Observations upon experimental philosophy to which is added The description of a new blazing world
Newcastle, Margaret Cavendish, Duchess of, 1624?-1674.

1. Vpon the Principles of Thales.

THales, according to Historical Relation, was the first that made disquisitions upon Nature, and so the first Natural Philosoper. His chief points in Phi∣losophy are these: 1. He says, That Water is the Principle of all natural bodies: 2. That Nature is full of Daemons, and spiritual substances: 3. That the Soul is a self-moving Nature, and that it both moves it self, and the body: 4. That there is but one World, and that finite: 5. That the World is animate, and God is the soul thereof, diffused through every Part: 6. That the World is contained in a place: 7. That Bodies are divisible into infinite.

Concerning the First, viz. That Water is the Principle of all natural things; Helmont doth embrace Page  4 this opinion, as I have declared in my Philosophical Letters, and in the foregoing part of this Book, and have given withal my reasons why water cannot be a principle of natural things, because it is no more but a natural effect; for though humidity may be found in many parts or Creatures of Nature, yet this doth not prove, that water is a principle of all natural bodies, no more then fire, earth, air, or any other Creature of Nature; and though most Philosophers are of opi∣nion, that Elements are simple bodies, and all the rest are composed of them, yet this is no ways probable to reason, because they consist of the same matter as other bodies do, and are all but effects of one cause or prin∣ciple, which is infinite Matter.

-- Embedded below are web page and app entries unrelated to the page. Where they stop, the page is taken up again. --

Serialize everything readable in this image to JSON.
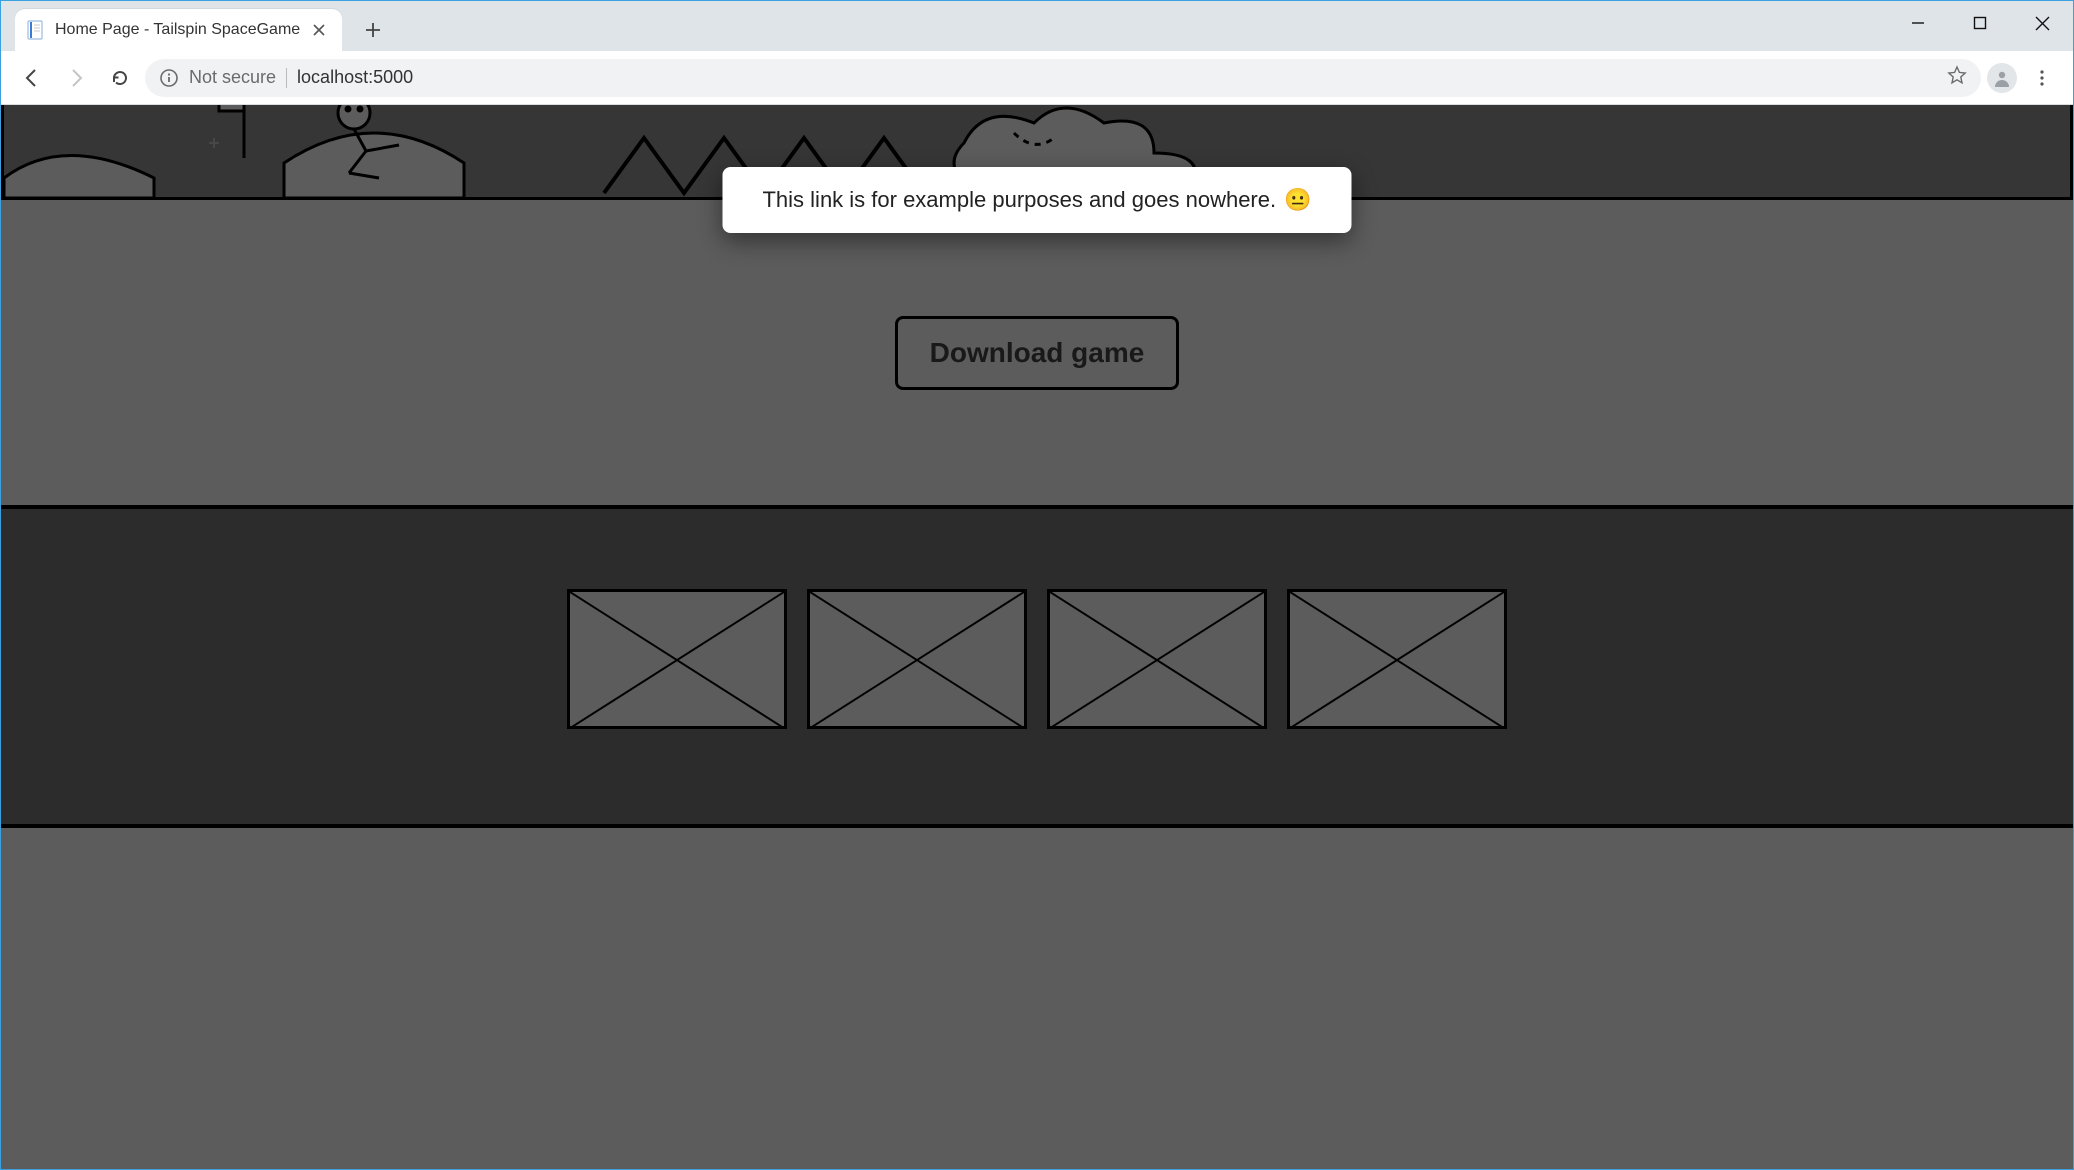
{
  "browser": {
    "tab_title": "Home Page - Tailspin SpaceGame",
    "security_label": "Not secure",
    "url": "localhost:5000"
  },
  "tooltip": {
    "text": "This link is for example purposes and goes nowhere.",
    "emoji": "😐"
  },
  "cta": {
    "download_label": "Download game"
  },
  "gallery": {
    "count": 4
  }
}
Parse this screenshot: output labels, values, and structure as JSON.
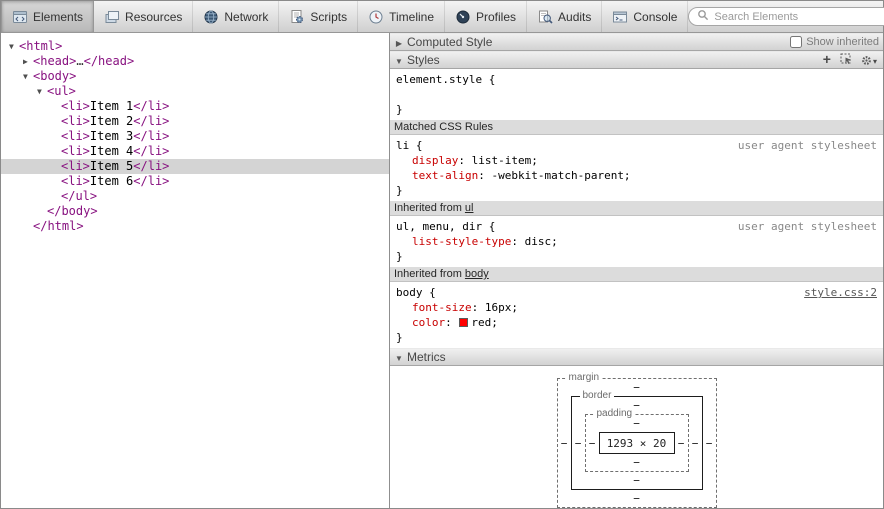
{
  "toolbar": {
    "tabs": [
      {
        "label": "Elements",
        "icon": "elements-icon",
        "selected": true
      },
      {
        "label": "Resources",
        "icon": "resources-icon",
        "selected": false
      },
      {
        "label": "Network",
        "icon": "network-icon",
        "selected": false
      },
      {
        "label": "Scripts",
        "icon": "scripts-icon",
        "selected": false
      },
      {
        "label": "Timeline",
        "icon": "timeline-icon",
        "selected": false
      },
      {
        "label": "Profiles",
        "icon": "profiles-icon",
        "selected": false
      },
      {
        "label": "Audits",
        "icon": "audits-icon",
        "selected": false
      },
      {
        "label": "Console",
        "icon": "console-icon",
        "selected": false
      }
    ],
    "search": {
      "placeholder": "Search Elements"
    }
  },
  "dom_tree": {
    "lines": [
      {
        "indent": 0,
        "arrow": "▼",
        "selected": false,
        "segments": [
          {
            "type": "tag",
            "text": "<html>"
          }
        ]
      },
      {
        "indent": 1,
        "arrow": "▶",
        "selected": false,
        "segments": [
          {
            "type": "tag",
            "text": "<head>"
          },
          {
            "type": "ellipsis",
            "text": "…"
          },
          {
            "type": "tag",
            "text": "</head>"
          }
        ]
      },
      {
        "indent": 1,
        "arrow": "▼",
        "selected": false,
        "segments": [
          {
            "type": "tag",
            "text": "<body>"
          }
        ]
      },
      {
        "indent": 2,
        "arrow": "▼",
        "selected": false,
        "segments": [
          {
            "type": "tag",
            "text": "<ul>"
          }
        ]
      },
      {
        "indent": 3,
        "arrow": null,
        "selected": false,
        "segments": [
          {
            "type": "tag",
            "text": "<li>"
          },
          {
            "type": "text",
            "text": "Item 1"
          },
          {
            "type": "tag",
            "text": "</li>"
          }
        ]
      },
      {
        "indent": 3,
        "arrow": null,
        "selected": false,
        "segments": [
          {
            "type": "tag",
            "text": "<li>"
          },
          {
            "type": "text",
            "text": "Item 2"
          },
          {
            "type": "tag",
            "text": "</li>"
          }
        ]
      },
      {
        "indent": 3,
        "arrow": null,
        "selected": false,
        "segments": [
          {
            "type": "tag",
            "text": "<li>"
          },
          {
            "type": "text",
            "text": "Item 3"
          },
          {
            "type": "tag",
            "text": "</li>"
          }
        ]
      },
      {
        "indent": 3,
        "arrow": null,
        "selected": false,
        "segments": [
          {
            "type": "tag",
            "text": "<li>"
          },
          {
            "type": "text",
            "text": "Item 4"
          },
          {
            "type": "tag",
            "text": "</li>"
          }
        ]
      },
      {
        "indent": 3,
        "arrow": null,
        "selected": true,
        "segments": [
          {
            "type": "tag",
            "text": "<li>"
          },
          {
            "type": "text",
            "text": "Item 5"
          },
          {
            "type": "tag",
            "text": "</li>"
          }
        ]
      },
      {
        "indent": 3,
        "arrow": null,
        "selected": false,
        "segments": [
          {
            "type": "tag",
            "text": "<li>"
          },
          {
            "type": "text",
            "text": "Item 6"
          },
          {
            "type": "tag",
            "text": "</li>"
          }
        ]
      },
      {
        "indent": 3,
        "arrow": null,
        "selected": false,
        "segments": [
          {
            "type": "tag",
            "text": "</ul>"
          }
        ]
      },
      {
        "indent": 2,
        "arrow": null,
        "selected": false,
        "segments": [
          {
            "type": "tag",
            "text": "</body>"
          }
        ]
      },
      {
        "indent": 1,
        "arrow": null,
        "selected": false,
        "segments": [
          {
            "type": "tag",
            "text": "</html>"
          }
        ]
      }
    ]
  },
  "styles_panel": {
    "computed_title": "Computed Style",
    "show_inherited_label": "Show inherited",
    "styles_title": "Styles",
    "element_style": {
      "selector": "element.style {",
      "close": "}"
    },
    "sections": [
      {
        "header_prefix": "Matched CSS Rules",
        "header_link": null,
        "rules": [
          {
            "selector": "li {",
            "origin": "user agent stylesheet",
            "origin_link": false,
            "close": "}",
            "props": [
              {
                "name": "display",
                "value": "list-item;"
              },
              {
                "name": "text-align",
                "value": "-webkit-match-parent;"
              }
            ]
          }
        ]
      },
      {
        "header_prefix": "Inherited from ",
        "header_link": "ul",
        "rules": [
          {
            "selector": "ul, menu, dir {",
            "origin": "user agent stylesheet",
            "origin_link": false,
            "close": "}",
            "props": [
              {
                "name": "list-style-type",
                "value": "disc;"
              }
            ]
          }
        ]
      },
      {
        "header_prefix": "Inherited from ",
        "header_link": "body",
        "rules": [
          {
            "selector": "body {",
            "origin": "style.css:2",
            "origin_link": true,
            "close": "}",
            "props": [
              {
                "name": "font-size",
                "value": "16px;"
              },
              {
                "name": "color",
                "value": "red;",
                "swatch": "#ff0000"
              }
            ]
          }
        ]
      }
    ],
    "metrics": {
      "title": "Metrics",
      "margin_label": "margin",
      "border_label": "border",
      "padding_label": "padding",
      "dash": "−",
      "content": "1293 × 20"
    }
  },
  "colors": {
    "tag_purple": "#881280",
    "property_name_red": "#c80000",
    "selection_background": "#d4d4d4",
    "swatch_red": "#ff0000"
  }
}
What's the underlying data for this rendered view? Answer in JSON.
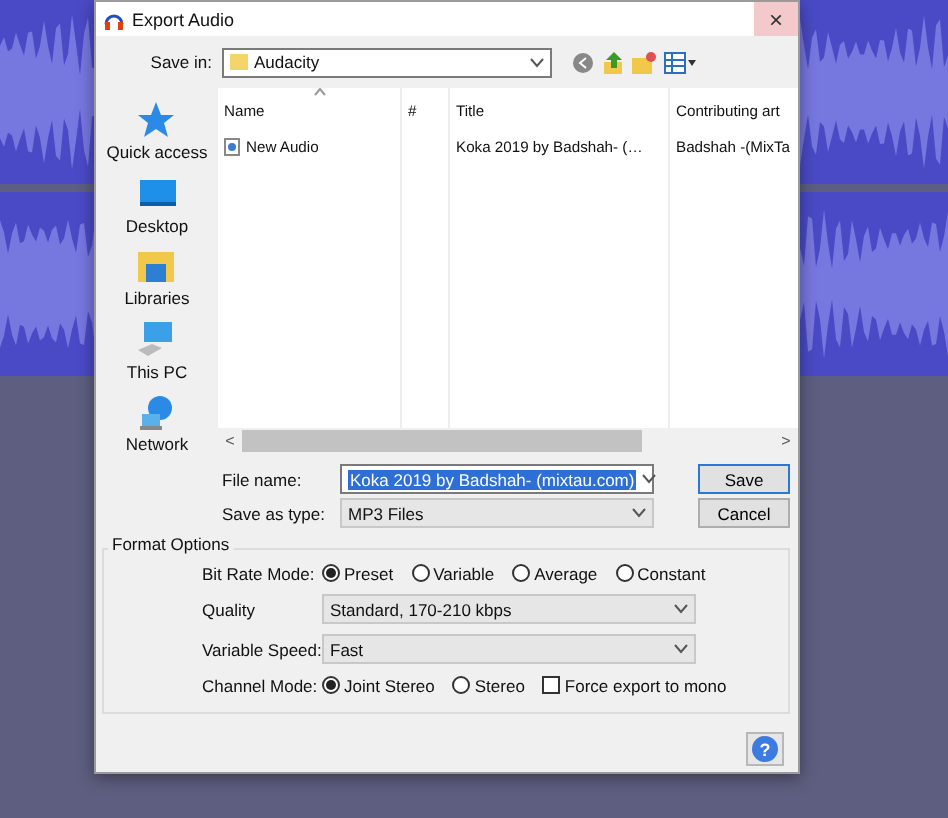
{
  "window": {
    "title": "Export Audio",
    "close": "×"
  },
  "save_in": {
    "label": "Save in:",
    "value": "Audacity"
  },
  "places": [
    {
      "label": "Quick access",
      "kind": "star"
    },
    {
      "label": "Desktop",
      "kind": "desktop"
    },
    {
      "label": "Libraries",
      "kind": "libraries"
    },
    {
      "label": "This PC",
      "kind": "pc"
    },
    {
      "label": "Network",
      "kind": "network"
    }
  ],
  "file_list": {
    "columns": [
      "Name",
      "#",
      "Title",
      "Contributing art"
    ],
    "rows": [
      {
        "name": "New Audio",
        "title": "Koka 2019 by Badshah- (…",
        "artist": "Badshah -(MixTa"
      }
    ],
    "scroll_left": "<",
    "scroll_right": ">"
  },
  "file_name": {
    "label": "File name:",
    "value": "Koka 2019 by Badshah- (mixtau.com)"
  },
  "save_as_type": {
    "label": "Save as type:",
    "value": "MP3 Files"
  },
  "buttons": [
    {
      "label": "Save",
      "default": true
    },
    {
      "label": "Cancel",
      "default": false
    }
  ],
  "format_options": {
    "title": "Format Options",
    "bit_rate_mode": {
      "label": "Bit Rate Mode:",
      "options": [
        {
          "label": "Preset",
          "selected": true
        },
        {
          "label": "Variable",
          "selected": false
        },
        {
          "label": "Average",
          "selected": false
        },
        {
          "label": "Constant",
          "selected": false
        }
      ]
    },
    "quality": {
      "label": "Quality",
      "value": "Standard, 170-210 kbps"
    },
    "variable_speed": {
      "label": "Variable Speed:",
      "value": "Fast"
    },
    "channel_mode": {
      "label": "Channel Mode:",
      "options": [
        {
          "label": "Joint Stereo",
          "selected": true
        },
        {
          "label": "Stereo",
          "selected": false
        }
      ]
    },
    "force_mono": {
      "label": "Force export to mono",
      "checked": false
    }
  },
  "help": "?"
}
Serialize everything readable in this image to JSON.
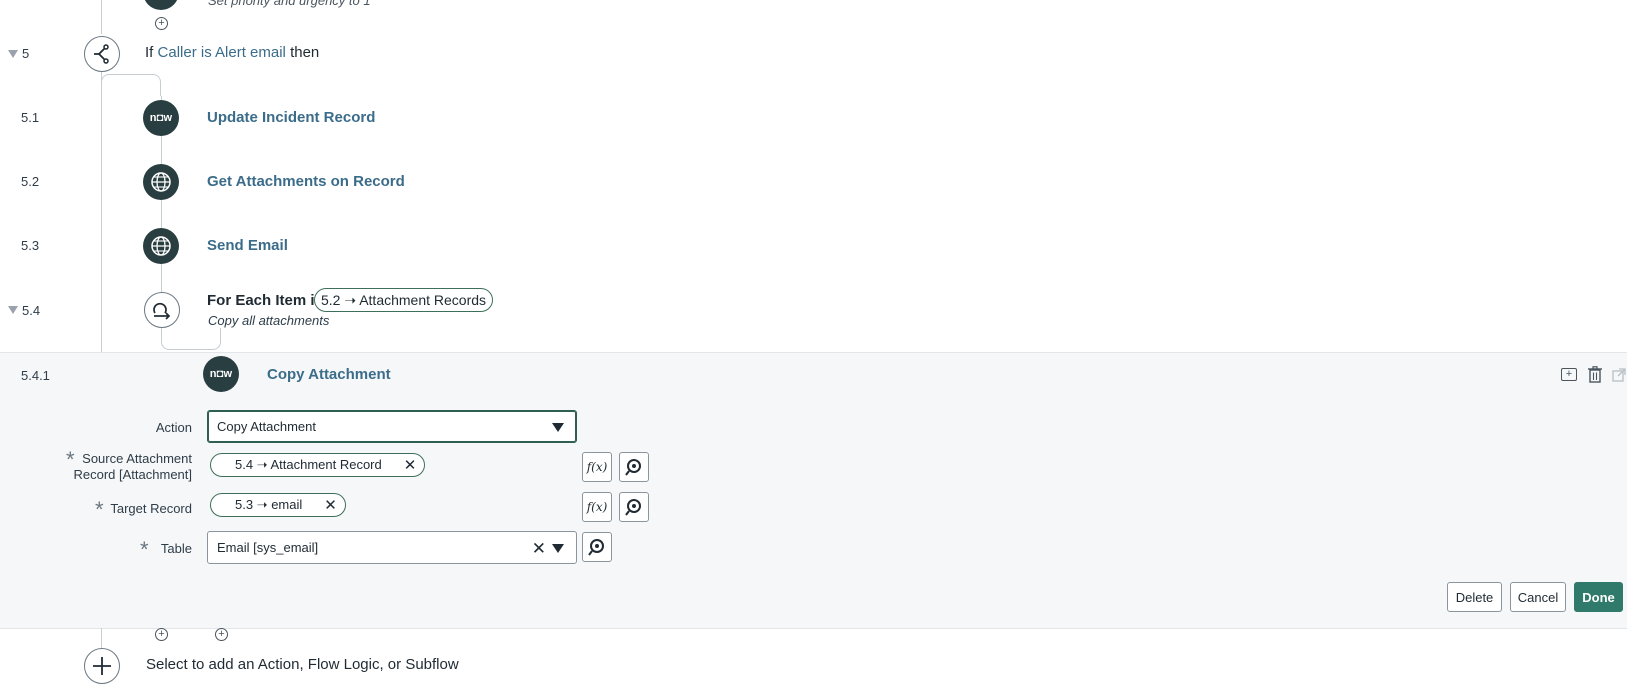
{
  "top_partial": {
    "description": "Set priority and urgency to 1"
  },
  "steps": [
    {
      "num": "5",
      "prefix": "If",
      "condition": "Caller is Alert email",
      "suffix": "then"
    },
    {
      "num": "5.1",
      "title": "Update Incident Record",
      "icon": "now-logo"
    },
    {
      "num": "5.2",
      "title": "Get Attachments on Record",
      "icon": "globe-icon"
    },
    {
      "num": "5.3",
      "title": "Send Email",
      "icon": "globe-icon"
    },
    {
      "num": "5.4",
      "title": "For Each Item in",
      "pill": "5.2 ➝ Attachment Records",
      "description": "Copy all attachments",
      "icon": "loop-icon"
    }
  ],
  "expanded": {
    "num": "5.4.1",
    "title": "Copy Attachment",
    "action_label": "Action",
    "action_value": "Copy Attachment",
    "source_label_line1": "Source Attachment",
    "source_label_line2": "Record [Attachment]",
    "source_pill": "5.4 ➝ Attachment Record",
    "target_label": "Target Record",
    "target_pill": "5.3 ➝ email",
    "table_label": "Table",
    "table_value": "Email [sys_email]",
    "fx_label": "f(x)",
    "buttons": {
      "delete": "Delete",
      "cancel": "Cancel",
      "done": "Done"
    }
  },
  "add_prompt": "Select to add an Action, Flow Logic, or Subflow",
  "colors": {
    "link": "#3b6c8a",
    "dark_icon": "#293e40",
    "done_button": "#2f7a6a",
    "panel_bg": "#f6f7f8"
  }
}
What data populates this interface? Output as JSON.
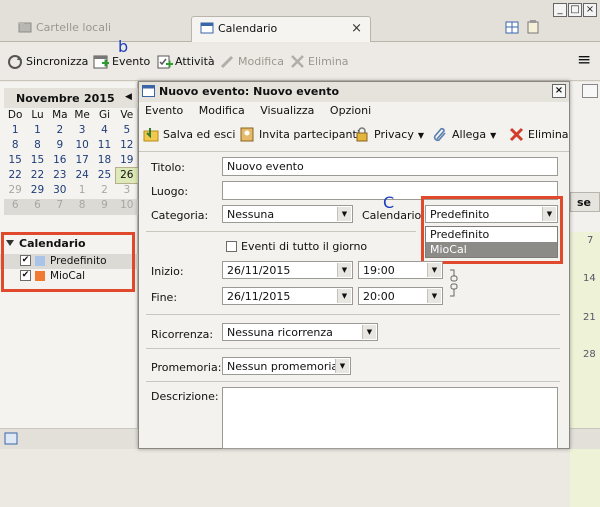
{
  "window": {
    "tabs": [
      {
        "label": "Cartelle locali",
        "icon": "folder-icon"
      },
      {
        "label": "Calendario",
        "icon": "calendar-icon"
      }
    ],
    "tab_close": "×",
    "controls": {
      "minimize": "_",
      "maximize": "□",
      "close": "×"
    }
  },
  "toolbar": {
    "sync": "Sincronizza",
    "event": "Evento",
    "task": "Attività",
    "edit": "Modifica",
    "delete": "Elimina",
    "menu_icon": "≡"
  },
  "annotations": {
    "b": "b",
    "c": "C"
  },
  "minimonth": {
    "month": "Novembre",
    "year": "2015",
    "prev": "◀",
    "weekdays": [
      "Lu",
      "Ma",
      "Me",
      "Gi",
      "Ve"
    ],
    "weeks": [
      [
        "1",
        "2",
        "3",
        "4",
        "5"
      ],
      [
        "8",
        "9",
        "10",
        "11",
        "12"
      ],
      [
        "15",
        "16",
        "17",
        "18",
        "19"
      ],
      [
        "22",
        "23",
        "24",
        "25",
        "26"
      ],
      [
        "29",
        "30",
        "1",
        "2",
        "3"
      ],
      [
        "6",
        "7",
        "8",
        "9",
        "10"
      ]
    ],
    "weekday_first": [
      "Do",
      "1",
      "8",
      "15",
      "22",
      "29",
      "6"
    ],
    "today": "26"
  },
  "calendars": {
    "title": "Calendario",
    "items": [
      {
        "name": "Predefinito",
        "color": "#a9c4e8",
        "checked": "✔"
      },
      {
        "name": "MioCal",
        "color": "#f07a32",
        "checked": "✔"
      }
    ]
  },
  "dialog": {
    "title": "Nuovo evento: Nuovo evento",
    "close": "×",
    "menu": [
      "Evento",
      "Modifica",
      "Visualizza",
      "Opzioni"
    ],
    "toolbar": {
      "save_close": "Salva ed esci",
      "invite": "Invita partecipanti",
      "privacy": "Privacy",
      "attach": "Allega",
      "delete": "Elimina"
    },
    "fields": {
      "title_label": "Titolo:",
      "title_value": "Nuovo evento",
      "location_label": "Luogo:",
      "location_value": "",
      "category_label": "Categoria:",
      "category_value": "Nessuna",
      "calendar_label": "Calendario:",
      "calendar_value": "Predefinito",
      "calendar_options": [
        "Predefinito",
        "MioCal"
      ],
      "allday_label": "Eventi di tutto il giorno",
      "start_label": "Inizio:",
      "start_date": "26/11/2015",
      "start_time": "19:00",
      "end_label": "Fine:",
      "end_date": "26/11/2015",
      "end_time": "20:00",
      "recurrence_label": "Ricorrenza:",
      "recurrence_value": "Nessuna ricorrenza",
      "reminder_label": "Promemoria:",
      "reminder_value": "Nessun promemoria",
      "description_label": "Descrizione:"
    }
  },
  "right_strip": {
    "tab": "se",
    "days": [
      "7",
      "14",
      "21",
      "28"
    ]
  },
  "colors": {
    "highlight_box": "#e0492c",
    "annotation": "#1b3fbf",
    "today_bg": "#dde9b8"
  }
}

Next, That Nature is full of Daemons, or Spiri∣tual substances, is against sense and reason; for what is incorporeal, is no part of Nature, and upon this ac∣count, the soul cannot be immaterial, although he makes her to be a self-moving Nature; for what has a natural motion, has also a natural body; because Matter and Motion are but one thing; neither can a Spiritual substance move a corporeal, they being both of different natures.

As for the World, That there is but one, I do wil∣lingly grant it, if by the World he did mean Nature; but then it cannot be finite. But Thales seems to con∣tradict himself in this Theoreme, when as he grants, that Bodies are divisible in infinite; for if there be Page  5 infinite actions, as infinite divisions in Nature; then surely the body of Nature it self must be infinite.

Next, he says, That God is the Soul of the World; which if so, God being Infinite, he cannot have a Finite body to animate it; for a Finite Body, and an Infinite Soul, do never agree together; but that God should be the Soul of the World, no regular Reason can allow, because the Soul of Nature must be cor∣poreal, as well as the Body; for an incorporeal sub∣stance cannot be mixed with a corporeal. Next, the World as the body of Nature, being dividable, it would follow, that God, which is the Soul, would be dividable also: Thirdly, Every part of the world, would be a part of God, as partaking of the same nature; for every part, if the Soul be diffused through all the Body, would be animate.

Lastly, Concerning Place, as that the World is contained in a place; my opinion is, that place is no∣thing else, but an affection of body, and in no ways different or separable from it; for wheresoever is body; or matter, there is place also; so that place cannot be said to contain the world, or else it would be bigger then the world it self; for that which contains, must needs in compass or extent, exceed that which it con∣tains.